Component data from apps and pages
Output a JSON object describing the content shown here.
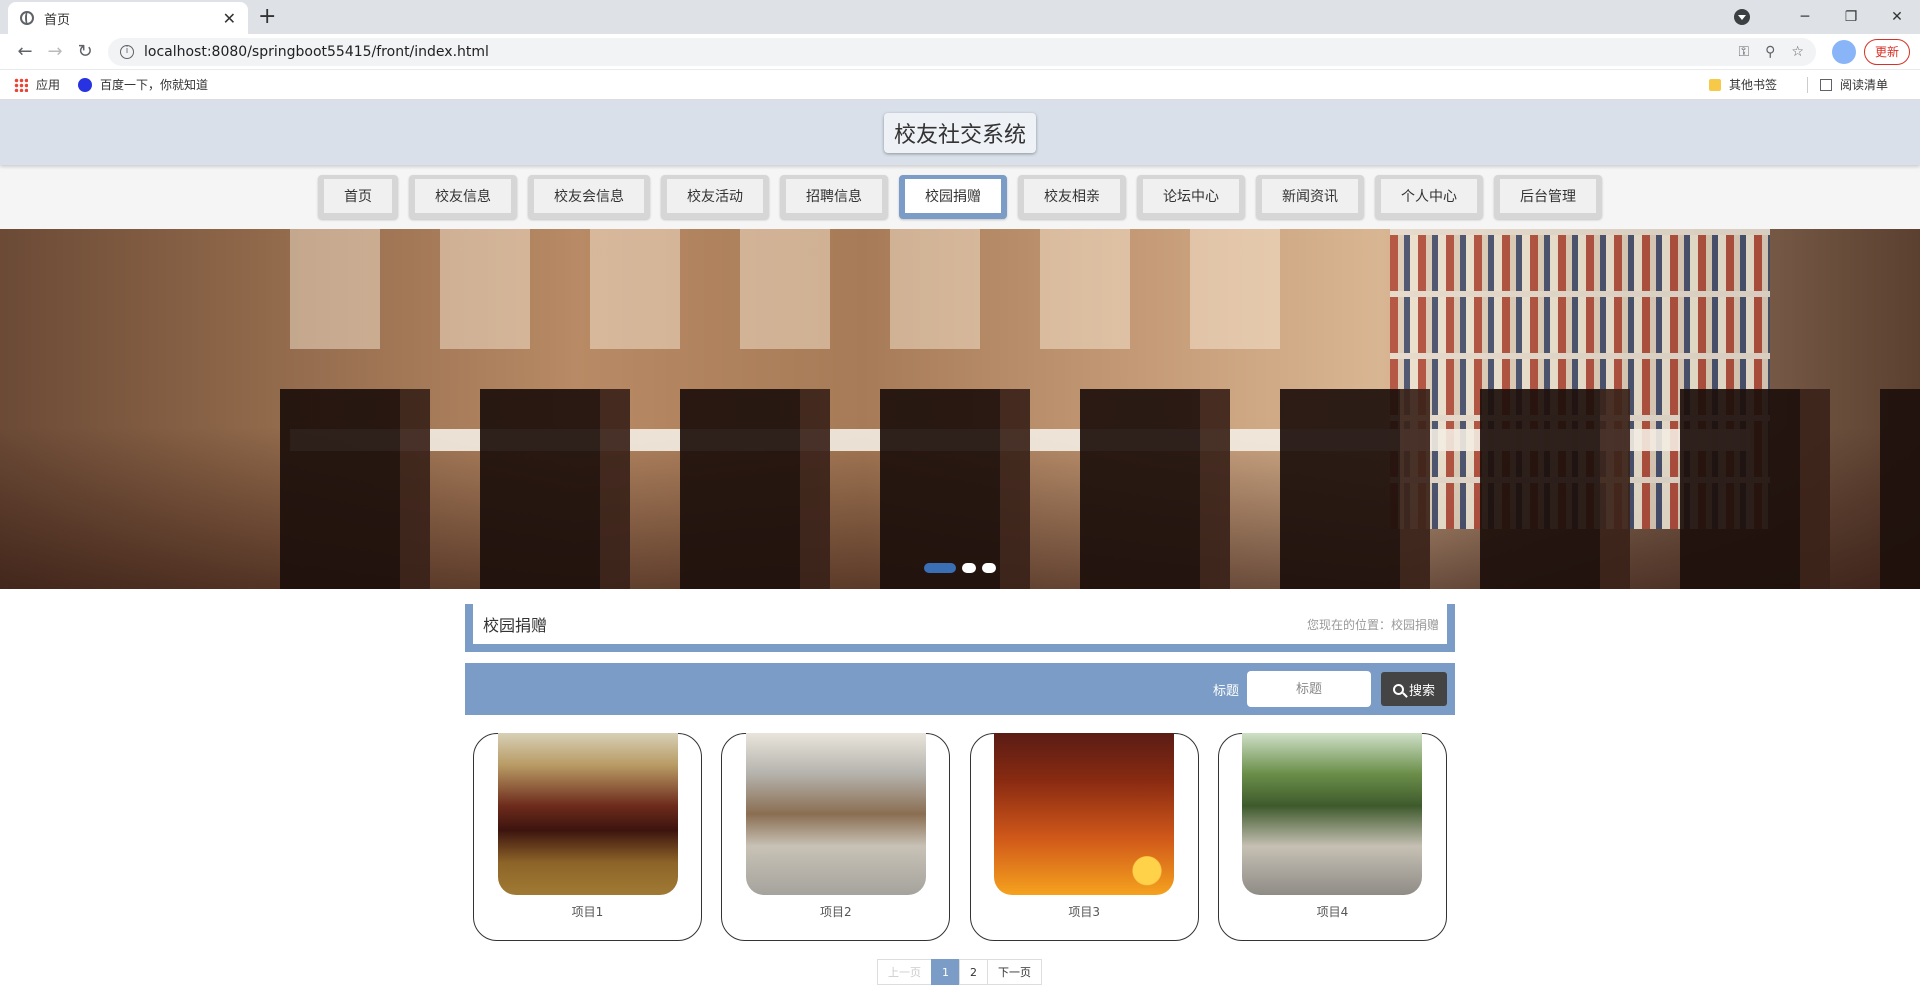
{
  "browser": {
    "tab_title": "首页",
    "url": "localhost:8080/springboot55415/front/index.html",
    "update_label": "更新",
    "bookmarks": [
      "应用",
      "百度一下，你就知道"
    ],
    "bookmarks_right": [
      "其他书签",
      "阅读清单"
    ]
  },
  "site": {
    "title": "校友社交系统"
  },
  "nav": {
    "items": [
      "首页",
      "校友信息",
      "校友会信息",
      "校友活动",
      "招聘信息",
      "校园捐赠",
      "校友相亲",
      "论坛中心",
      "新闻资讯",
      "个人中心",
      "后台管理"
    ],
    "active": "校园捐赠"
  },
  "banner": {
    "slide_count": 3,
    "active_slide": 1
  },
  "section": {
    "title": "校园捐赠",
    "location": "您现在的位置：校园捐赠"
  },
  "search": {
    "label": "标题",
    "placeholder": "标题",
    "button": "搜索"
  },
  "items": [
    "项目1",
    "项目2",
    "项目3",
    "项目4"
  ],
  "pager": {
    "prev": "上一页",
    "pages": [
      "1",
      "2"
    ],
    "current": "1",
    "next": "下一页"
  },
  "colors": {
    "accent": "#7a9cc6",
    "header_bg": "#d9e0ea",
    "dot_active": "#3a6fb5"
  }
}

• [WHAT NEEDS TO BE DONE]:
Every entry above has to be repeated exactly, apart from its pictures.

• [THE COMPLETED TASK]:
Output a JSON object describing the content shown here.
{
  "browser": {
    "tab_title": "首页",
    "url": "localhost:8080/springboot55415/front/index.html",
    "update_label": "更新",
    "bookmarks": [
      "应用",
      "百度一下，你就知道"
    ],
    "bookmarks_right": [
      "其他书签",
      "阅读清单"
    ]
  },
  "site": {
    "title": "校友社交系统"
  },
  "nav": {
    "items": [
      "首页",
      "校友信息",
      "校友会信息",
      "校友活动",
      "招聘信息",
      "校园捐赠",
      "校友相亲",
      "论坛中心",
      "新闻资讯",
      "个人中心",
      "后台管理"
    ],
    "active": "校园捐赠"
  },
  "banner": {
    "slide_count": 3,
    "active_slide": 1
  },
  "section": {
    "title": "校园捐赠",
    "location": "您现在的位置：校园捐赠"
  },
  "search": {
    "label": "标题",
    "placeholder": "标题",
    "button": "搜索"
  },
  "items": [
    "项目1",
    "项目2",
    "项目3",
    "项目4"
  ],
  "pager": {
    "prev": "上一页",
    "pages": [
      "1",
      "2"
    ],
    "current": "1",
    "next": "下一页"
  },
  "colors": {
    "accent": "#7a9cc6",
    "header_bg": "#d9e0ea",
    "dot_active": "#3a6fb5"
  }
}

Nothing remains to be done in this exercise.